Your task:
Print the data that follows word for word, leaving out any picture.

Information:
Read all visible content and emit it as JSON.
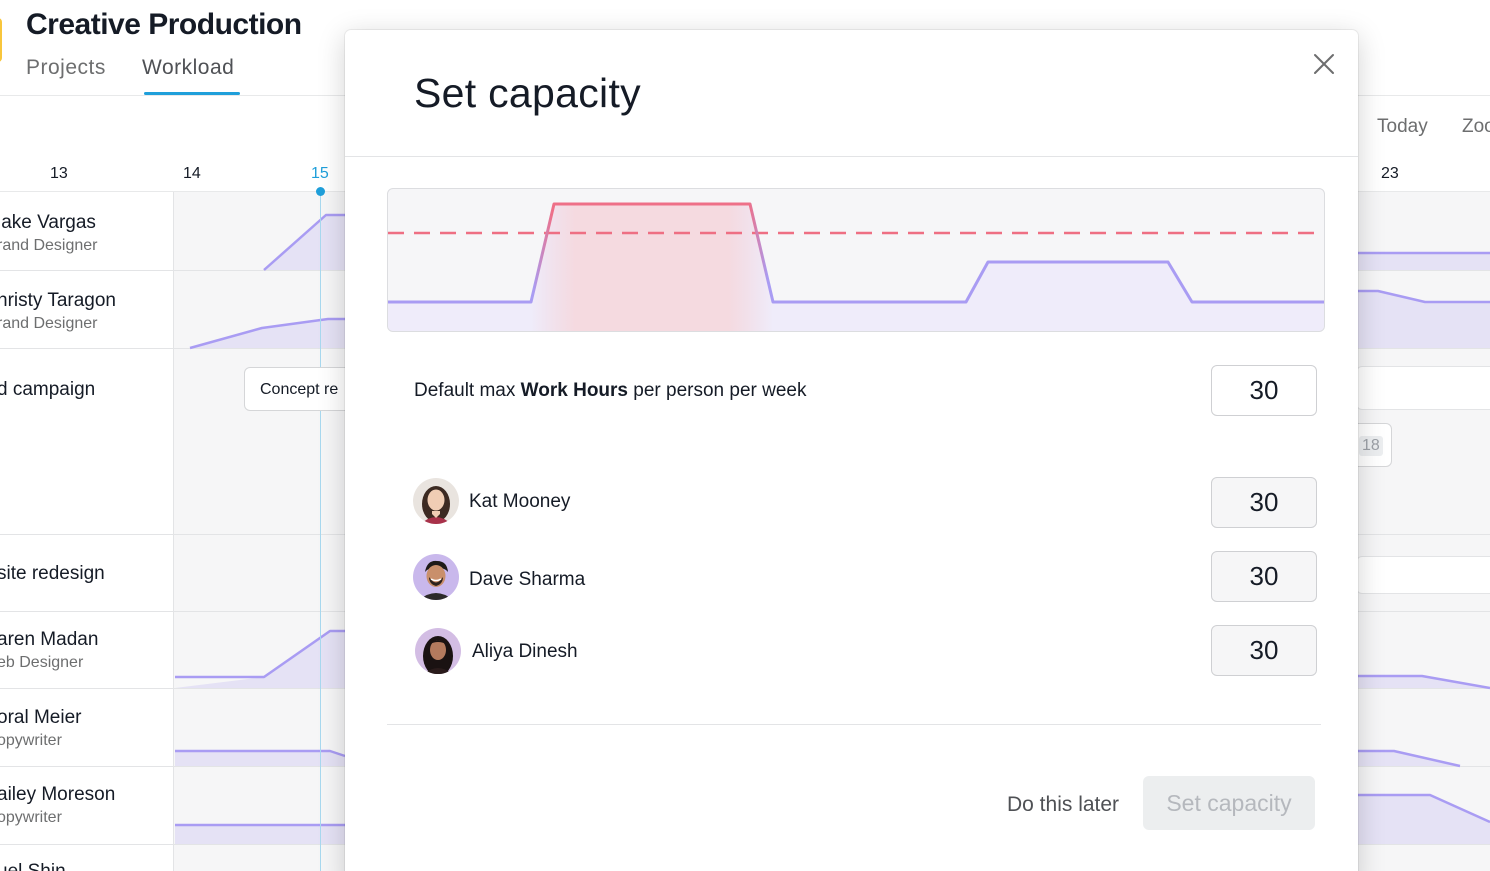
{
  "app": {
    "title": "Creative Production",
    "tabs": [
      {
        "label": "Projects",
        "active": false
      },
      {
        "label": "Workload",
        "active": true
      }
    ],
    "toolbar": {
      "today_label": "Today",
      "zoom_label": "Zoo"
    },
    "dates": [
      "13",
      "14",
      "15",
      "23"
    ],
    "today_date": "15",
    "accent_color": "#1f9fda",
    "rows": [
      {
        "name": "lake Vargas",
        "role": "rand Designer"
      },
      {
        "name": "hristy Taragon",
        "role": "rand Designer"
      },
      {
        "name": "d campaign",
        "chip": "Concept re"
      },
      {
        "name": "site redesign"
      },
      {
        "name": "aren Madan",
        "role": "eb Designer"
      },
      {
        "name": "oral Meier",
        "role": "opywriter"
      },
      {
        "name": "ailey Moreson",
        "role": "opywriter"
      },
      {
        "name": "uel Shin"
      }
    ],
    "right_chip_value": "18"
  },
  "modal": {
    "title": "Set capacity",
    "close_icon": "close-icon",
    "default_label_pre": "Default max ",
    "default_label_bold": "Work Hours",
    "default_label_post": " per person per week",
    "default_value": "30",
    "members": [
      {
        "name": "Kat Mooney",
        "hours": "30",
        "avatar_bg": "#e9e4df",
        "hair": "#3c2a22",
        "skin": "#f0cdb4",
        "shirt": "#a8324a"
      },
      {
        "name": "Dave Sharma",
        "hours": "30",
        "avatar_bg": "#c9b8ec",
        "hair": "#1e1a18",
        "skin": "#c98f6b",
        "shirt": "#2c2a2a"
      },
      {
        "name": "Aliya Dinesh",
        "hours": "30",
        "avatar_bg": "#d3bde4",
        "hair": "#1a1212",
        "skin": "#b47a5e",
        "shirt": "#2a1b1b"
      }
    ],
    "buttons": {
      "later": "Do this later",
      "submit": "Set capacity"
    },
    "colors": {
      "over_capacity": "#ee6f83",
      "workload_line": "#a99cf3",
      "threshold": "#ee6f83"
    }
  }
}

Output for this task:
Read all visible content and emit it as JSON.
{
  "app": {
    "title": "Creative Production",
    "tabs": [
      {
        "label": "Projects",
        "active": false
      },
      {
        "label": "Workload",
        "active": true
      }
    ],
    "toolbar": {
      "today_label": "Today",
      "zoom_label": "Zoo"
    },
    "dates": [
      "13",
      "14",
      "15",
      "23"
    ],
    "today_date": "15",
    "accent_color": "#1f9fda",
    "rows": [
      {
        "name": "lake Vargas",
        "role": "rand Designer"
      },
      {
        "name": "hristy Taragon",
        "role": "rand Designer"
      },
      {
        "name": "d campaign",
        "chip": "Concept re"
      },
      {
        "name": "site redesign"
      },
      {
        "name": "aren Madan",
        "role": "eb Designer"
      },
      {
        "name": "oral Meier",
        "role": "opywriter"
      },
      {
        "name": "ailey Moreson",
        "role": "opywriter"
      },
      {
        "name": "uel Shin"
      }
    ],
    "right_chip_value": "18"
  },
  "modal": {
    "title": "Set capacity",
    "close_icon": "close-icon",
    "default_label_pre": "Default max ",
    "default_label_bold": "Work Hours",
    "default_label_post": " per person per week",
    "default_value": "30",
    "members": [
      {
        "name": "Kat Mooney",
        "hours": "30",
        "avatar_bg": "#e9e4df",
        "hair": "#3c2a22",
        "skin": "#f0cdb4",
        "shirt": "#a8324a"
      },
      {
        "name": "Dave Sharma",
        "hours": "30",
        "avatar_bg": "#c9b8ec",
        "hair": "#1e1a18",
        "skin": "#c98f6b",
        "shirt": "#2c2a2a"
      },
      {
        "name": "Aliya Dinesh",
        "hours": "30",
        "avatar_bg": "#d3bde4",
        "hair": "#1a1212",
        "skin": "#b47a5e",
        "shirt": "#2a1b1b"
      }
    ],
    "buttons": {
      "later": "Do this later",
      "submit": "Set capacity"
    },
    "colors": {
      "over_capacity": "#ee6f83",
      "workload_line": "#a99cf3",
      "threshold": "#ee6f83"
    }
  }
}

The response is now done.